After seven hours of hearings in New York City and seven days of waiting in Calgary, NHL commissioner Gary Bettman has announced his verdict on the Dennis Wideman suspension appeal.
Bettman has upheld Wideman’s 20-game ban, originally dealt by NHL director of hockey operations Colin Campbell, after weighing the lengthy appeal heard one week ago today.
The message has been reinforced: Do not hit an official, under any circumstances.
In Gary Bettman's ruling, he says he's "troubled" that Dennis Wideman's apologies ring "somewhat hollow." pic.twitter.com/0xweeBr3aH
— Chris Johnston (@reporterchris) February 17, 2016
The NHLPA and Wideman, who has now cleared concussion protocol and has already served seven games of his suspension, now have the option to further appeal to an independent arbitrator.
The Calgary Flames defenceman was suspended 20 games for colliding with Don Henderson and cross-checking the linesman to the ice in a late-January game against the Nashville Predators. (Watch the incident above.)
Wideman will forfeit $564,516.13 in salary to the Players’ Emergency Assistance Fund for violating Rule 40 (Physical Abuse of Officials).
The veteran blueliner was not penalized on the play but was suspended indefinitely by the league after the game concluded. Henderson was able to complete the game but did spend a night in the hospital afterward to get checked out.
Henderson has since been sidelined and there is no timeline for his return, the league told Sportsnet in an email Tuesday evening.
Wideman apologized to Henderson on the ice and again publicly after receiving his ban.

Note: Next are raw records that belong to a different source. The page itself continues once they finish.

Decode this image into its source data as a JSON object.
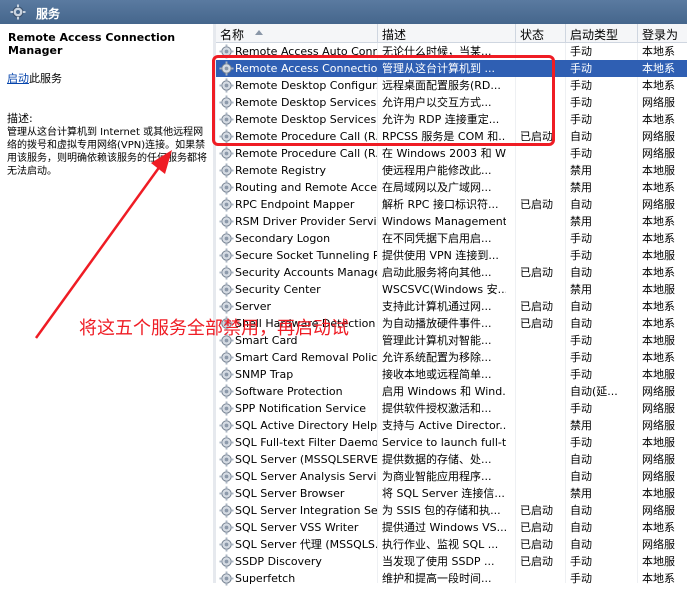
{
  "window": {
    "title": "服务",
    "title_icon": "gear-icon"
  },
  "left_pane": {
    "service_name": "Remote Access Connection Manager",
    "start_link": "启动",
    "start_suffix": "此服务",
    "description_label": "描述:",
    "description": "管理从这台计算机到 Internet 或其他远程网络的拨号和虚拟专用网络(VPN)连接。如果禁用该服务，则明确依赖该服务的任何服务都将无法启动。"
  },
  "columns": [
    "名称",
    "描述",
    "状态",
    "启动类型",
    "登录为"
  ],
  "services": [
    {
      "name": "Remote Access Auto Conn...",
      "desc": "无论什么时候，当某...",
      "status": "",
      "startup": "手动",
      "logon": "本地系"
    },
    {
      "name": "Remote Access Connectio...",
      "desc": "管理从这台计算机到 ...",
      "status": "",
      "startup": "手动",
      "logon": "本地系",
      "selected": true
    },
    {
      "name": "Remote Desktop Configur...",
      "desc": "远程桌面配置服务(RD...",
      "status": "",
      "startup": "手动",
      "logon": "本地系"
    },
    {
      "name": "Remote Desktop Services",
      "desc": "允许用户以交互方式...",
      "status": "",
      "startup": "手动",
      "logon": "网络服"
    },
    {
      "name": "Remote Desktop Services ...",
      "desc": "允许为 RDP 连接重定...",
      "status": "",
      "startup": "手动",
      "logon": "本地系"
    },
    {
      "name": "Remote Procedure Call (R...",
      "desc": "RPCSS 服务是 COM 和...",
      "status": "已启动",
      "startup": "自动",
      "logon": "网络服"
    },
    {
      "name": "Remote Procedure Call (R...",
      "desc": "在 Windows 2003 和 W...",
      "status": "",
      "startup": "手动",
      "logon": "网络服"
    },
    {
      "name": "Remote Registry",
      "desc": "使远程用户能修改此...",
      "status": "",
      "startup": "禁用",
      "logon": "本地服"
    },
    {
      "name": "Routing and Remote Access",
      "desc": "在局域网以及广域网...",
      "status": "",
      "startup": "禁用",
      "logon": "本地系"
    },
    {
      "name": "RPC Endpoint Mapper",
      "desc": "解析 RPC 接口标识符...",
      "status": "已启动",
      "startup": "自动",
      "logon": "网络服"
    },
    {
      "name": "RSM Driver Provider Service",
      "desc": "Windows Management ...",
      "status": "",
      "startup": "禁用",
      "logon": "本地系"
    },
    {
      "name": "Secondary Logon",
      "desc": "在不同凭据下启用启...",
      "status": "",
      "startup": "手动",
      "logon": "本地系"
    },
    {
      "name": "Secure Socket Tunneling P...",
      "desc": "提供使用 VPN 连接到...",
      "status": "",
      "startup": "手动",
      "logon": "本地服"
    },
    {
      "name": "Security Accounts Manager",
      "desc": "启动此服务将向其他...",
      "status": "已启动",
      "startup": "自动",
      "logon": "本地系"
    },
    {
      "name": "Security Center",
      "desc": "WSCSVC(Windows 安...",
      "status": "",
      "startup": "禁用",
      "logon": "本地服"
    },
    {
      "name": "Server",
      "desc": "支持此计算机通过网...",
      "status": "已启动",
      "startup": "自动",
      "logon": "本地系"
    },
    {
      "name": "Shell Hardware Detection",
      "desc": "为自动播放硬件事件...",
      "status": "已启动",
      "startup": "自动",
      "logon": "本地系"
    },
    {
      "name": "Smart Card",
      "desc": "管理此计算机对智能...",
      "status": "",
      "startup": "手动",
      "logon": "本地服"
    },
    {
      "name": "Smart Card Removal Policy",
      "desc": "允许系统配置为移除...",
      "status": "",
      "startup": "手动",
      "logon": "本地系"
    },
    {
      "name": "SNMP Trap",
      "desc": "接收本地或远程简单...",
      "status": "",
      "startup": "手动",
      "logon": "本地服"
    },
    {
      "name": "Software Protection",
      "desc": "启用 Windows 和 Wind...",
      "status": "",
      "startup": "自动(延...",
      "logon": "网络服"
    },
    {
      "name": "SPP Notification Service",
      "desc": "提供软件授权激活和...",
      "status": "",
      "startup": "手动",
      "logon": "网络服"
    },
    {
      "name": "SQL Active Directory Help...",
      "desc": "支持与 Active Director...",
      "status": "",
      "startup": "禁用",
      "logon": "网络服"
    },
    {
      "name": "SQL Full-text Filter Daemo...",
      "desc": "Service to launch full-te...",
      "status": "",
      "startup": "手动",
      "logon": "本地服"
    },
    {
      "name": "SQL Server (MSSQLSERVER)",
      "desc": "提供数据的存储、处...",
      "status": "",
      "startup": "自动",
      "logon": "网络服"
    },
    {
      "name": "SQL Server Analysis Servi...",
      "desc": "为商业智能应用程序...",
      "status": "",
      "startup": "自动",
      "logon": "网络服"
    },
    {
      "name": "SQL Server Browser",
      "desc": "将 SQL Server 连接信...",
      "status": "",
      "startup": "禁用",
      "logon": "本地服"
    },
    {
      "name": "SQL Server Integration Se...",
      "desc": "为 SSIS 包的存储和执...",
      "status": "已启动",
      "startup": "自动",
      "logon": "网络服"
    },
    {
      "name": "SQL Server VSS Writer",
      "desc": "提供通过 Windows VS...",
      "status": "已启动",
      "startup": "自动",
      "logon": "本地系"
    },
    {
      "name": "SQL Server 代理 (MSSQLS...",
      "desc": "执行作业、监视 SQL ...",
      "status": "已启动",
      "startup": "自动",
      "logon": "网络服"
    },
    {
      "name": "SSDP Discovery",
      "desc": "当发现了使用 SSDP ...",
      "status": "已启动",
      "startup": "手动",
      "logon": "本地服"
    },
    {
      "name": "Superfetch",
      "desc": "维护和提高一段时间...",
      "status": "",
      "startup": "手动",
      "logon": "本地系"
    }
  ],
  "annotation": {
    "text": "将这五个服务全部禁用，再启动试",
    "color": "#ef1c24"
  },
  "colors": {
    "title_bar": "#4e6f96",
    "selection": "#2f5fb3",
    "annotation": "#ef1c24",
    "link": "#0645ad"
  }
}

Prior to checking Henderson, Wideman had just been on the receiving end of a hard hit from Predators forward Miikka Salomaki. Wideman’s head rattled off the boards, he got up slowly, and appeared woozy as he skated to the Calgary bench.
“I was just trying to get off the ice. And, at the last second, I looked up and saw him,” Wideman explained post-game. “I couldn’t avoid it. I didn’t know where to go or how to get out of the way of him.”
Wideman did not, however, leave the bench to undergo concussion protocol.
“Throughout my career I think I’ve treated every official with the utmost respect and I’d never try to intentionally hit a linesman or ref,” Wideman said.
In making its case, the NHLPA was using medical evidence to explain Wideman’s actions.
The Flames host the Minnesota Wild Wednesday night, their eighth consecutive game without Wideman in the lineup.